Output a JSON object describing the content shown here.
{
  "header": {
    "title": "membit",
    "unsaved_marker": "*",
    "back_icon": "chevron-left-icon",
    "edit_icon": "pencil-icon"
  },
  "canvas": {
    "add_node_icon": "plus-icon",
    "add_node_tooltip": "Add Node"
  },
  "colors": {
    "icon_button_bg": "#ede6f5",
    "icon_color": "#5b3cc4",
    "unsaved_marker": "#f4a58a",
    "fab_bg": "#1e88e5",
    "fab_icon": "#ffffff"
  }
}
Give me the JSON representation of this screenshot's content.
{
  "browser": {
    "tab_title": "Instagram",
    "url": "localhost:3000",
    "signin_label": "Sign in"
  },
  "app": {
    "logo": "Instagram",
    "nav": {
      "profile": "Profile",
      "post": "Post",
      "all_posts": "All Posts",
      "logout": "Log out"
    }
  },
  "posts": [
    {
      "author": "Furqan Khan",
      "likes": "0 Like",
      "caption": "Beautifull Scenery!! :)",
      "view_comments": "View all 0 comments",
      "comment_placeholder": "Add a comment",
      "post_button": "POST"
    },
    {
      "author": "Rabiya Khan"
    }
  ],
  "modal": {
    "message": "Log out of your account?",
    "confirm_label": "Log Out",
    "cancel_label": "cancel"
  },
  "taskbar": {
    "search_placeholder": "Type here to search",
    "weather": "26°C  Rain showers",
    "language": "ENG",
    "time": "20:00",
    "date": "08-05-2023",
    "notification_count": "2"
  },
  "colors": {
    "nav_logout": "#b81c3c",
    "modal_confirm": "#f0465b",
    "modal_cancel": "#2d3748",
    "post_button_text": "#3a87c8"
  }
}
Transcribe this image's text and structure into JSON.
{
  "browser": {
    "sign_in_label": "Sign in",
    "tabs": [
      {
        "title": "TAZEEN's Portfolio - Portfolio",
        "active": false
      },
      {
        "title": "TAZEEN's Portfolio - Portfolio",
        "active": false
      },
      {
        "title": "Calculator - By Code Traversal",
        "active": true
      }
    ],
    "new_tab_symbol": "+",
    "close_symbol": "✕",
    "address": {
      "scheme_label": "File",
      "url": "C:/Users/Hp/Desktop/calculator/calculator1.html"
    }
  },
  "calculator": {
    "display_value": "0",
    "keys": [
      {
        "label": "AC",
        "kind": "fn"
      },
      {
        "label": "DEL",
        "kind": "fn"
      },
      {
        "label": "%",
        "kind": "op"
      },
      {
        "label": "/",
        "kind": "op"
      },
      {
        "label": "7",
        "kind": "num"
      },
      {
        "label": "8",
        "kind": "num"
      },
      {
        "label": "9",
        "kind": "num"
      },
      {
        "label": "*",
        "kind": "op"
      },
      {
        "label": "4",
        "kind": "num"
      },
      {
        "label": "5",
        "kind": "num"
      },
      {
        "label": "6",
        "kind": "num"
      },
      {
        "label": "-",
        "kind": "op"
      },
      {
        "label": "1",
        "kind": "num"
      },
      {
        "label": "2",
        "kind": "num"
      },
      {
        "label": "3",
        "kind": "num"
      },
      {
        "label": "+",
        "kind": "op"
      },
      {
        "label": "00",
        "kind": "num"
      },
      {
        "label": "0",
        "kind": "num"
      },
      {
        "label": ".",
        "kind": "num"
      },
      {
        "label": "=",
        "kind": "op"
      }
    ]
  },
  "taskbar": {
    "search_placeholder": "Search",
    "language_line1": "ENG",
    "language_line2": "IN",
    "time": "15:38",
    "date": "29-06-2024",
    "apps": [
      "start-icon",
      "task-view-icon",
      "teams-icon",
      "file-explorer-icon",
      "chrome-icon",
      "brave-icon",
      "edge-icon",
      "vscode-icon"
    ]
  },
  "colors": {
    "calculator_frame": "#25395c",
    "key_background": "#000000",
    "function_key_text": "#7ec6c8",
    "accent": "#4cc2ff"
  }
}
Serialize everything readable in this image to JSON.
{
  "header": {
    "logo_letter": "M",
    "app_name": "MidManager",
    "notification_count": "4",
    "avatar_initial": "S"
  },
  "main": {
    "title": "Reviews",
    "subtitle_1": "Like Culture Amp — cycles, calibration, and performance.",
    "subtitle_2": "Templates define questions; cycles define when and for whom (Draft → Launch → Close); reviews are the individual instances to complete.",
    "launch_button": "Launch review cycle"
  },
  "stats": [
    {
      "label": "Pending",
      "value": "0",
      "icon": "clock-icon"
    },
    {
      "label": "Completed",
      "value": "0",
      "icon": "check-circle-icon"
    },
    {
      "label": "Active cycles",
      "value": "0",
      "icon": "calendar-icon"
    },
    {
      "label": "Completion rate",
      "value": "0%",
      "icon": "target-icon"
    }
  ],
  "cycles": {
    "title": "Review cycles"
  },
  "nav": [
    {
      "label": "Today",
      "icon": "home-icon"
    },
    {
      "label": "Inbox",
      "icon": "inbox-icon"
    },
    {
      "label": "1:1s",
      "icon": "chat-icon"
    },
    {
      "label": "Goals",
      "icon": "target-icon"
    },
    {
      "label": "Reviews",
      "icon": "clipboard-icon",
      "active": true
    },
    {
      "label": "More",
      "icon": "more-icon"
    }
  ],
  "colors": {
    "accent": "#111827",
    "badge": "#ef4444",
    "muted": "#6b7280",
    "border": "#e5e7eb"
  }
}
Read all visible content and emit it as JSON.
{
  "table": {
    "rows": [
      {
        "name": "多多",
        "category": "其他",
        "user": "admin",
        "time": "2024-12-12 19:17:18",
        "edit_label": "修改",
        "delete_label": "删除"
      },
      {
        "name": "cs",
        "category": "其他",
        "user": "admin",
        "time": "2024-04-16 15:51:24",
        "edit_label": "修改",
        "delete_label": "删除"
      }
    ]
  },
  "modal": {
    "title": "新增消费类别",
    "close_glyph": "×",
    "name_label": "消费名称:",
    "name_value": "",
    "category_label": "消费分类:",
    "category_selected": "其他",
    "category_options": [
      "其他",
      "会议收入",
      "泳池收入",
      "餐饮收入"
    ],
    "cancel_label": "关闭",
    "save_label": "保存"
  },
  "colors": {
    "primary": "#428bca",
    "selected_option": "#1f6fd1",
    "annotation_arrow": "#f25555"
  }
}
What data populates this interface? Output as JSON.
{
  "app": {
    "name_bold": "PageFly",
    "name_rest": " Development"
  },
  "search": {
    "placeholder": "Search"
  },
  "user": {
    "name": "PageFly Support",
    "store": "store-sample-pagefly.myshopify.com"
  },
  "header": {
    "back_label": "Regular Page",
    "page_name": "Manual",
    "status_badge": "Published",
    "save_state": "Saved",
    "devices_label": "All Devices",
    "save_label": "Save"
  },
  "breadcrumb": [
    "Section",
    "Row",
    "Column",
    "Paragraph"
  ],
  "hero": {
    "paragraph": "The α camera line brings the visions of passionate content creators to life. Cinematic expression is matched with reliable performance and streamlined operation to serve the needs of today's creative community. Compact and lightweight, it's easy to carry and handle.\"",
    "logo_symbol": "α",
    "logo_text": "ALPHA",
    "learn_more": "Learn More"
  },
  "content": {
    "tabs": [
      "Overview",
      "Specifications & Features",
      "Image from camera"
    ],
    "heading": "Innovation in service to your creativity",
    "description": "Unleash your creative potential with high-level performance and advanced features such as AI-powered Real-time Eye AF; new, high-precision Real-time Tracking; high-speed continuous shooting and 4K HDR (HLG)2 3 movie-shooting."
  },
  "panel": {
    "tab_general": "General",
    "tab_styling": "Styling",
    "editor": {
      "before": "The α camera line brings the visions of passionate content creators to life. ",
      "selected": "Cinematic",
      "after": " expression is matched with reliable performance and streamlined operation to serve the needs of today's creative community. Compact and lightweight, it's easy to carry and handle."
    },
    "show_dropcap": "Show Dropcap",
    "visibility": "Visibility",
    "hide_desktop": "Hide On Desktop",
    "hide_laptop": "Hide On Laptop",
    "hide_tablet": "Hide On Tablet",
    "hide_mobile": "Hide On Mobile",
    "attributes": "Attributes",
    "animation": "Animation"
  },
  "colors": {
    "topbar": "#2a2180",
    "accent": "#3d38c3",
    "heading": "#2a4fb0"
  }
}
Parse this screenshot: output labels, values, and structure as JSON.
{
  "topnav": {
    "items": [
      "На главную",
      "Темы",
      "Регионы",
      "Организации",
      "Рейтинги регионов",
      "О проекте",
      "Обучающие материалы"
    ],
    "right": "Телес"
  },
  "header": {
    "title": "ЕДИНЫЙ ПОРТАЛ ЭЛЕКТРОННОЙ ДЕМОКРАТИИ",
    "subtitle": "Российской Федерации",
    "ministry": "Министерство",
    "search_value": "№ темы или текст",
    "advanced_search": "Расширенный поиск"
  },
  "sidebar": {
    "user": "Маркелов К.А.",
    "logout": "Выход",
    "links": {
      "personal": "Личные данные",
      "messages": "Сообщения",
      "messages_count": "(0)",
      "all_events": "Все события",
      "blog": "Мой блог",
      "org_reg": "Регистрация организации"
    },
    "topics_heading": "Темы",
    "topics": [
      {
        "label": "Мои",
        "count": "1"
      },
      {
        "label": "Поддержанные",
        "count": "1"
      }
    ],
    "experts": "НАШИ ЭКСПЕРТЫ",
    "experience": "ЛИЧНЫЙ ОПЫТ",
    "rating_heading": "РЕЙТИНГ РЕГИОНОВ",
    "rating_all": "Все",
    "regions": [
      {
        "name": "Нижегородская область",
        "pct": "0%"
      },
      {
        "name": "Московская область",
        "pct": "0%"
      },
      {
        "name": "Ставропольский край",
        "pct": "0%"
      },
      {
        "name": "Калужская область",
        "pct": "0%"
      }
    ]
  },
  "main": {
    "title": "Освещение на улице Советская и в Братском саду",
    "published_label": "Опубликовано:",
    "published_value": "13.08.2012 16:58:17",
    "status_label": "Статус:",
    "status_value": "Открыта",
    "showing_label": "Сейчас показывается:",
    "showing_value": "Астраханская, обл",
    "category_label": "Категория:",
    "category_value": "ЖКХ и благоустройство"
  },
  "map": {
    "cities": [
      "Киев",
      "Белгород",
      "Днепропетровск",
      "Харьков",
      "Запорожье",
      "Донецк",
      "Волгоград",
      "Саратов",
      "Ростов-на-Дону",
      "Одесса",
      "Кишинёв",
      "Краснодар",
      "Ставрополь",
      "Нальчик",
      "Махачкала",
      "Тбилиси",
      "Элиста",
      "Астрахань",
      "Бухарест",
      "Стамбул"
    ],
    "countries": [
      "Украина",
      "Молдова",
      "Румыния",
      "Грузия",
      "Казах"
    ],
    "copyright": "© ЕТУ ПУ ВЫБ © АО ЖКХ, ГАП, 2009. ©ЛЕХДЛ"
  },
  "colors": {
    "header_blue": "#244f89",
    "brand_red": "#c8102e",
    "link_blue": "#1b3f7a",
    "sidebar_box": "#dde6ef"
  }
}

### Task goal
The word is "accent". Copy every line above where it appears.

### Exercise response
    "accent": "#4cc2ff"
    "accent": "#111827",
    "accent": "#3d38c3",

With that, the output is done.